Nonprofit, nonpartisan journalism. Supported by readers.


Scientists assess planetary tipping points — and find some may have been reached

Bad news about the state of the planet comes at you in waves, and even the most eco-conscious audience must have a hard time keeping up with the latest threat levels.

An international team of researchers, including two University of Minnesota scientists, is attempting to assess where we are and find us a soft place to land.

In an article to be published Thursday in the journal Nature, they call it a “safe planetary operating space” that they say will lead to a sustainable future. The researchers introduce nine issues that have boundaries or thresholds that humans must respect in order to avoid potentially catastrophic consequences. Much of their analysis is gloomy.

“What is unique is that it is not a bunch of individual pieces but a synthesis,” said Jon Foley, co-author and director of the U’s Institute on the Environment (full disclosure: where I am an associate fellow). “We realize how close we are to the edge of the cliff, tipping the earth to something unrecognizable to us.”

The concept sounds like Malcolm Gladwell’s notion of a “tipping point,” only in this case the issues are not ideas but ecological problems. The nine are:

Climate change
Stratospheric ozone
Land use change
Freshwater use
Biological diversity
Ocean acidification
Nitrogen and phosphorus inputs to the biosphere and oceans
Aerosol loading
Chemical pollution

The authors claim that tipping points may have been reached in climate change, biodiversity and nitrogen inputs. “Observations of a climate transition include the rapid retreat of summer sea ice in the Arctic Ocean, the melting of almost all mountain glaciers around the world, and an increased rate of sea-level rise in the past 10 to 15 years,” said co-author John Schellnhuber, director of the Pottsdam Institute for Climate Impact Research, in a release. And what affects one area could also influence another, the authors note.

Foley said his work shows that the nitrogen pollution is “in excess of anything we’ve seen in geologic history.”

The authors, and there are 28 of them, do not claim that the boundaries are completely exact. It’s more like a first attempt at a map with many unexplored regions.
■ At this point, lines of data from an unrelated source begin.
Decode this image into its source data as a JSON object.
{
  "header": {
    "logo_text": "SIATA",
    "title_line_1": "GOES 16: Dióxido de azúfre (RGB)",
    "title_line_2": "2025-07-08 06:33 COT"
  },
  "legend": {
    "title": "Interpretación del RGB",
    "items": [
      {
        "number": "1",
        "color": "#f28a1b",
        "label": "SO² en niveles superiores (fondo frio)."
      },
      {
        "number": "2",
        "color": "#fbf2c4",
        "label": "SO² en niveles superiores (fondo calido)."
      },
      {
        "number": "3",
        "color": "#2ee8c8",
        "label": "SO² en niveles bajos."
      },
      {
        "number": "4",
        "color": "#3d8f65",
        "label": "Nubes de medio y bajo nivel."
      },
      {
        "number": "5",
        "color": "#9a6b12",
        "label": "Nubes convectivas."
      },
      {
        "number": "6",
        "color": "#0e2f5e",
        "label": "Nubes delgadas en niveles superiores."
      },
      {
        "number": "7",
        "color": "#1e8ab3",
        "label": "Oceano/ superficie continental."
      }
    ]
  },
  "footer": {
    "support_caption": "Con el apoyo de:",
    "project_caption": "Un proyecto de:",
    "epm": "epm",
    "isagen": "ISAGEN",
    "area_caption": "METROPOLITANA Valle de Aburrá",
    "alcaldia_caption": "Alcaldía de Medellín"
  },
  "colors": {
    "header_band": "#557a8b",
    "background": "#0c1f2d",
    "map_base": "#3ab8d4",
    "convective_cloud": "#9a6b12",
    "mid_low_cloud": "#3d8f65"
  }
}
They expect criticism. “We could wait for a few more decimal points before publishing,” Foley said. “But we felt the core message was sound and important to hear.”

It will be interesting to see what happens to the article, whether it has a chance to be seminal, along the lines of “The Tragedy of the Commons,” or if it passes relatively unnoticed. Only time will tell, of course, and in the meantime the experiments and modeling continue.

You can also learn about all our free newsletter options.

Comments (1)

  1. Submitted by Greg Kapphahn on 09/24/2009 - 05:49 pm.

    The challenge of tipping points in conjunction with biospheric science is that they need to be based in chaos theory. Such tipping points work much like an old fashioned clicking wall switch for your ceiling light.

    A switch of this type resists your effort to flip it up to a certain point, then snaps quite forcefully to the opposite position from which you started.

    In terms of the biosphere, there may also be a considerable time lag before the pressure you’ve been placing on the “switch” begins to have a noticeable effect even though, all the while, the switch is moving toward the snapping point.

    In terms of human experience, this means that nothing much happens, nothing much happens, nothing much happens, nothing much happens, (which is where we are now), then a huge amount happens in a very short time, essentially bringing massive, and to us, unpredictable and interrelated changes which will shift ocean levels, the areas where crops can be grown, precipitation patterns, prevailing winds, and likely a large number of things that we won’t know about until we get there. It’s possible massive population upheavals and shifts will be necessary for human survival.

    What’s worse, we don’t know how close we are to the snapping point on any of these fronts. We don’t even know how the switches are wired or what all they’re connected to. Perhaps it would be wise to do what we can to take the pressure off the switches rather than wait to see if we blow fuses, start fires, turn on the freezers, shut down the furnaces, or even ignite a bombs when they snap.

    It really doesn’t matter how much you hope to make selling the house you’ve inherited (economically exploiting planet earth), if you don’t take care of it (protect it against wanton, preventable damage), if you refuse to buy insurance (take precautions against biospheric damage), if the house burns down (the occurrence of massive global biospheric change), you’ll find you’ve not only lost your most valuable asset, but you’re left with no place to live.

Leave a Reply